Snapshots of Indigenous Mexican rites
William Frej has spent a significant portion of his decades-spanning career photographing the lives and rituals of Indigenous peoples around the globe, capturing traditions and cultures at risk of going by the wayside as the modern world outpaces them.
"It's documenting a way of life that's not going to be with us much longer," Frej tells SFR.
Frej is set to debut his fourth show at Peyton Wright Gallery at the end of this week. Titled Rituals of the Cora: Holy Week in the Sierra del Nayarit, Mexico, Frej's newest collection chronicles an ancient custom carried out in one of Mexico's most remote villages, Santa Teresa, in the mountains of Nayarit.
The Cora—or Náayerite, as they call themselves—of Santa Teresa are an
almost entirely isolated people. Filled with stunning black-and-white photos, Rituals gives the viewer a rare glimpse at their annual Easter-adjacent Holy Week activities, an event that incorporates Catholicism with their own traditional beliefs. Frej, who has attended numerous Indigenous Holy Week ceremonies worldwide, describes the Cora's version as "pretty exceptional."
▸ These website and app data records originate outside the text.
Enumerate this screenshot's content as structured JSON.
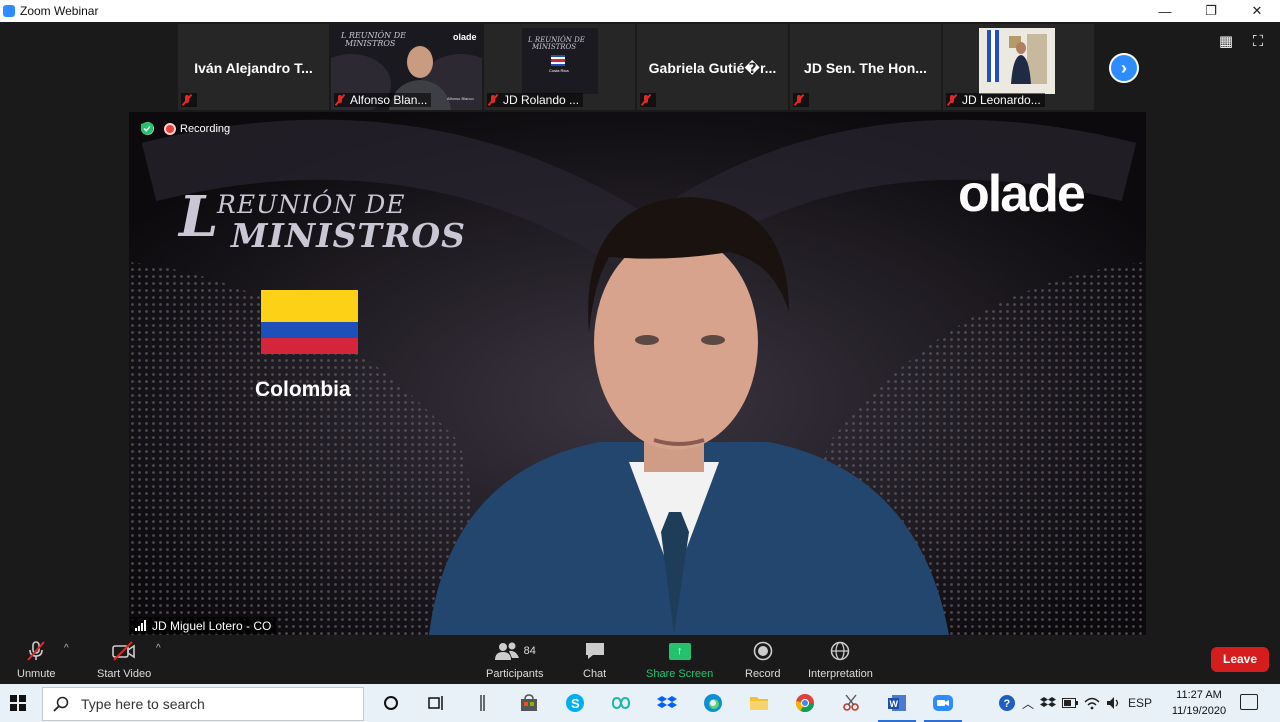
{
  "window": {
    "title": "Zoom Webinar",
    "controls": [
      "—",
      "❐",
      "✕"
    ]
  },
  "gallery": [
    {
      "name_large": "Iván Alejandro T...",
      "label": "",
      "type": "name"
    },
    {
      "name_large": "",
      "label": "Alfonso Blan...",
      "type": "video-person"
    },
    {
      "name_large": "",
      "label": "JD Rolando ...",
      "type": "video-flag"
    },
    {
      "name_large": "Gabriela  Gutié�r...",
      "label": "",
      "type": "name"
    },
    {
      "name_large": "JD Sen. The Hon...",
      "label": "",
      "type": "name"
    },
    {
      "name_large": "",
      "label": "JD Leonardo...",
      "type": "video-office"
    }
  ],
  "main_video": {
    "status": {
      "recording_label": "Recording"
    },
    "event_title": {
      "initial": "L",
      "line1": "REUNIÓN DE",
      "line2": "MINISTROS"
    },
    "brand": "olade",
    "country": "Colombia",
    "speaker_label": "JD Miguel Lotero - CO"
  },
  "toolbar": {
    "unmute": "Unmute",
    "start_video": "Start Video",
    "participants": "Participants",
    "participants_count": "84",
    "chat": "Chat",
    "share_screen": "Share Screen",
    "record": "Record",
    "interpretation": "Interpretation",
    "leave": "Leave",
    "share_color": "#25c16f",
    "leave_color": "#d61d1d"
  },
  "taskbar": {
    "search_placeholder": "Type here to search",
    "language": "ESP",
    "time": "11:27 AM",
    "date": "11/19/2020"
  },
  "colors": {
    "accent": "#2d8cff",
    "flag_yellow": "#fcd116",
    "flag_blue": "#1f4fb8",
    "flag_red": "#d4253a"
  }
}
"These are rituals you rarely see anywhere in the world," Frej explains, telling SFR that he, his wife and their anthropologist guide were the only non-Mexicans in the village during the week's events. "It's important to have photographic documentation before they disappear."
You can also hear him recount his time with the Cora in an artist talk on Saturday afternoon. After hearing bits of the story for ourselves, SFR can attest it's a fascinating tale to hear, but we won't spoil it for you.
Frej promises the show is "going to be relatively historical." He explains: "As far as I know there's never been any [other] kind of photographic exhibition of the Cora." (Nicole Madrid)
Rituals of the Cora: Holy Week in the Sierra del Nayarit Opening Reception
5 pm Friday Aug. 2. Free.
1 pm Saturday Aug. 3. Free.
Peyton Wright Gallery,
237 E Palace Ave., 989-9888
The Strait Dope
Sadly but truly, summer will be over before you know it, and with it goes another season of the annual Santa Fe Bandstand series. And whether you've been engaging with the free shows thus far or not, one upcoming appearance is extra worthy of attention: Los Straitjackets. The bemasked instrumental players from Nashville, Tennessee (or Surf City, we can't be sure), bring a strange but pleasing blend of rock at the intersection of surf, rock, doo-wop and country. Wrap it up in a mix of campy style and upbeat presentation, and you've got something for pretty much anyone. Tongue-in-cheek? You bet—but with solid musicianship and no shortage of nostalgia. DK and the Affordables opens. (Alex De Vore)
6 pm Thursday Aug. 1. Free.
Santa Fe Plaza
100 Old Santa Fe Trail.
No one knows how many celebrities live in Santa Fe, but if you grew up around here, there's really only one name that simultaneously leaves us starstruck and intrigued at our very cores: Joe Hayes. The longtime beloved local institution is the consummate storyteller, the keeper of lore from tales of the trickster Coyote to that most horrifying arroyo spirit La Llorona. Hayes has been doling out the wisdom and morality plays since before any of us can remember, but it's hard to imagine the world of local folklórico without him. Hayes comes to the Wheelwright this weekend with his trademark style to teach us a little about
life—and to scare the hell out of us with his ghost moans. (ADV)
Storytelling with Joe Hayes
7 pm Saturday and Sunday Aug. 3 and 4, Free.
Wheelwright Museum of the American Indian
704 Camino Lejo, 982-4636.
It Really Is
Who'd have thought that a group of nerds from the University of Ohio could turn a love of found footage, lowbrow art and bizarre aesthetics into an internationally recognized media powerhouse? Probably no one, and yet, Everything is Terrible exists. You might know the project best as the one behind the search for any Jerry Maguire VHS copies it can find, which will one day be transformed into a pyramid monument in the desert someplace. Maybe you know EIT from its collaboration with Santa Fe artist Nico Salazar and his Future Fantasy Delight brand? Whatever. Because however you know 'em—and especially if you don't—Everything is Terrible heads our way soon, and you've gotta check it out. (ADV)
Everything is Terrible
8 pm Monday August 5. $21-$25.
1352 Rufina Circle, 395-6369.